Sani-Vac’s success over four decades is grounded in its impeccable customer service and attention to detail. “We never leave anybody dissatisfied,” declares Sica. Other ingredients in Sani-Vac’s “recipe for success” include investment in both people and equipment. “I have always believed, and I still believe, that the only way I am going to be successful is to surround myself with good people,” said Line, “and I think I have done that well. The key to success in business is to hire good people; they make our customers happy no matter what it takes.”
Equipment investment includes the use of robotics for inspecting, cleaning and sealing lined ductwork. “Because of computer technology, the robotics equipment has become more high-tech, as well as smaller and smarter,” said Sica. Line paints a “then and now” picture of a duct cleaner’s tools of the trade: “In the past, we used a large TV monitor that was difficult to work with. The operator can now run the robot through the ductwork by holding a small-screen monitor in the hand and controlling the robot’s movements with a joy stick. The technology has come a long way.”
Today’s robotic equipment has multiple cameras that zoom and swivel. These amazing miniature machines also have lighting systems, rotary brushes and other brush adaptors, and an air viper that allows the operator to run compressed air tools off of the robot. This versatile little R2D2 of ductwork even has the ability to spray and seal the inside of an insulated duct. A common practice in commercial buildings of the 1970s was to line the ductwork with fiberglass to improve the system’s thermal and acoustical properties. “Now they are finding that this insulation breaks down,” said Sica, “so if they can’t replace the internally lined ductwork, then we can seal it with a latex-based sealer registered by the EPA.”
Despite their marvels, robots are only used in select applications. “If the building’s ductwork is large enough, my crew will still crawl in and clean it,” said Line. “That is the most efficient, thorough way to clean ductwork. Robotic technology can be used for duct inspection and sealing in duct of any size, but it is used to clean only smaller ductwork.”
THE HIGH-TECH MARKETPLACE OF 2015
As Sani-Vac enters the second decade of the 21st Century, Line is seeing a resurgence of automotive work, continued work in the healthcare sectors, and the emergence of more projects in high-tech industries. “We have all these high-tech industries in Michigan,” said Sica. “These industries are manufacturing under such tight specifications, and they have such extensive cleanroom systems, that they can’t have any ‘dirt’ or particulate at all in these areas. It would adversely impact their manufacturing process and their products.
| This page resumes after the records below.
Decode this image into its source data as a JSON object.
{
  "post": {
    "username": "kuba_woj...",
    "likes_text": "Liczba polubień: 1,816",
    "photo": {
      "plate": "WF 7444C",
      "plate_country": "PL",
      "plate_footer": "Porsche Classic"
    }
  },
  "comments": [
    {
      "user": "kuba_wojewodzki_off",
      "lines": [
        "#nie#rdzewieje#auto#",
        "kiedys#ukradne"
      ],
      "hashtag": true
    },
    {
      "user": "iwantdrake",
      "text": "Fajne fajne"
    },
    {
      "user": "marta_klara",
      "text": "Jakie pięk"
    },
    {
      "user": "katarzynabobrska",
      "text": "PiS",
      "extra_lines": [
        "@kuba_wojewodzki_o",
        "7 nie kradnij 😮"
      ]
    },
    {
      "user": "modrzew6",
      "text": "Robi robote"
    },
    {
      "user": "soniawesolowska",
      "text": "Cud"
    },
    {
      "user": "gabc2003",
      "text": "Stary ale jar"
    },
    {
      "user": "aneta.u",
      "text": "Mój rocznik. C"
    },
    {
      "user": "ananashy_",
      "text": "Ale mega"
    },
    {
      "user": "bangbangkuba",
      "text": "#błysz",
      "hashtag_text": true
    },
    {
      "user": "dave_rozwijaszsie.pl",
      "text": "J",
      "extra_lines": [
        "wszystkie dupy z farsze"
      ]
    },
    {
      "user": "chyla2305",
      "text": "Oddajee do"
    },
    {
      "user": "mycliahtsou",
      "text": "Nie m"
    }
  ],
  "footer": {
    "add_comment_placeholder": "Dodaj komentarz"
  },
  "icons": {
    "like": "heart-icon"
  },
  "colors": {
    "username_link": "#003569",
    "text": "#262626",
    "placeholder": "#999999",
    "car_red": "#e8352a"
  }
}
There is also renewed interest on the industrial side in duct cleaning, particularly in plants where dirt blowing out of their ductwork would also impact their equipment and product.”
Sani-Vac has successfully navigated the sometimes rough waters of the past 40 years. From the automotive downturn to the Great Recession and back again, Sani-Vac has handled it all, and has created a company that provides a valuable service to a wide range of owners and to the entire construction industry.